No natural objects can be collected in national parks or reserves without a permit. In areas which are not a national park, be respectful of the site by not forcefully removing fossils from rocks. If it is loose or falls out easily, and if you think it is an important specimen, you can take it to Museum Victoria for identification by an expert.

Some sites have a special Geological Heritage. These sites are listed in the page ‘What is Geotourism?’. We have a special responsibility at geologically (culturally, and biologically!) significant sites to practice respect and take care not to destroy or devalue the material at the site.


Once back in the lab (your home), you will have the task of cleaning and organising your specimens.

Whilst some specimens are too good not to show off in bookcases and cabinets, most will have to be stored in boxes and drawers. It is recommended to keep delicate specimens in individual card trays, like the impression of a trilobite from Emu Bay, Kangaroo Island below (note these specimens were gifted by the Museum of South Australia).

Trilobites (Estaingia bilobata and Redlichiida takooensis at best guess) from Emu Bay Shale, Kangaroo Island. Stored carefully in cardboard tray.
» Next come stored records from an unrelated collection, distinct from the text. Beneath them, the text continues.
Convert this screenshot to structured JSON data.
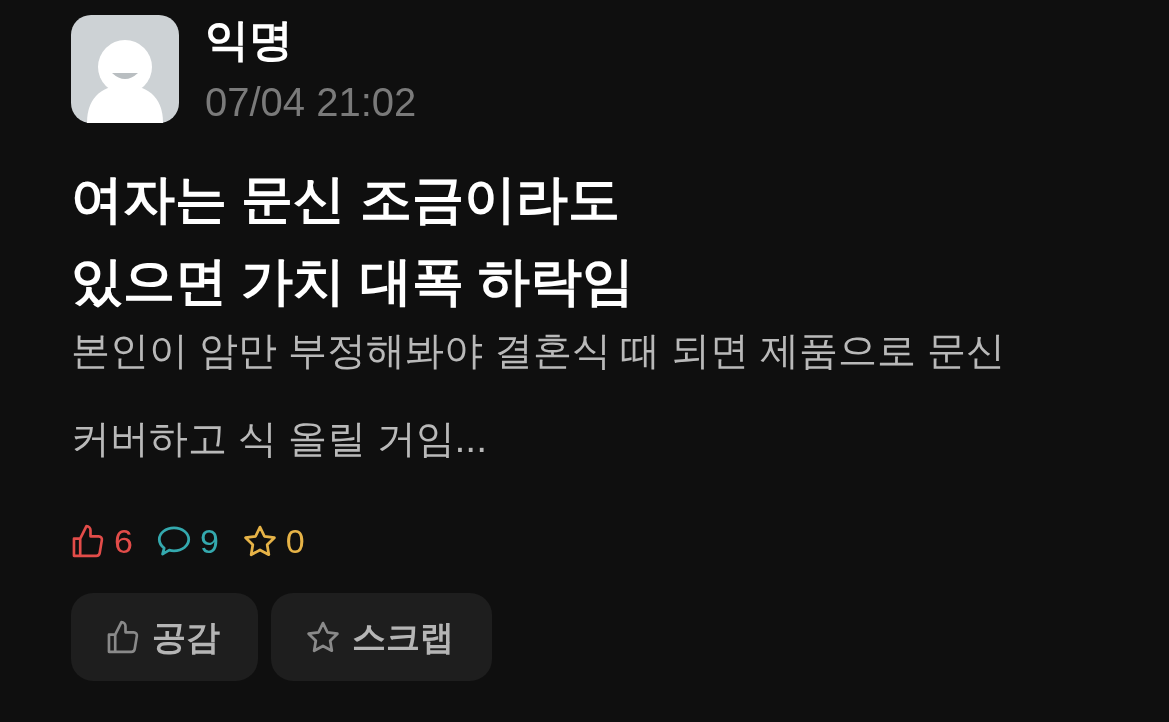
{
  "post": {
    "author": {
      "name": "익명",
      "time": "07/04 21:02"
    },
    "title": "여자는 문신 조금이라도 있으면 가치 대폭 하락임",
    "body": "본인이 암만 부정해봐야 결혼식 때 되면 제품으로 문신 커버하고 식 올릴 거임...",
    "stats": [
      {
        "kind": "like",
        "count": "6",
        "color": "#e24c49"
      },
      {
        "kind": "comment",
        "count": "9",
        "color": "#34a9ae"
      },
      {
        "kind": "scrap",
        "count": "0",
        "color": "#e6b347"
      }
    ],
    "actions": [
      {
        "kind": "like",
        "label": "공감"
      },
      {
        "kind": "scrap",
        "label": "스크랩"
      }
    ]
  }
}
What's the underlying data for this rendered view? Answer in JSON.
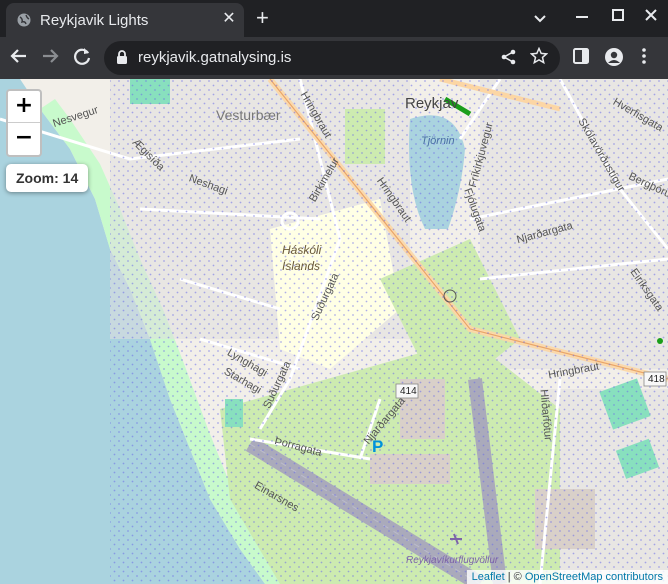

The card should have specified: name, location, date of collection and a catalogue number. If your collection is big enough, you may also want to include location number (e.g. cabinet, drawer). Catalogue numbers are best stored in a spreadsheet (and backed up). This allows you to better perform searches for localities and specimen types at a later time. Other important information to include: geologic formation, key identifying features and rock type (i.e. metamorphic, sedimentary or igneous) or other minerals/fossils at collection location.

Other methods of storing/displaying fossils and rocks are shown above, including: agates in old cigar containers, schist being used as a book-end, nice specimens on show and delicate minerals in square plastic containers – anything sturdy really!

The rock, mineral and fossil collection of The Central Deborah Gold Mine (VICTORIA) is organised by type into different folders, you can use this as an example.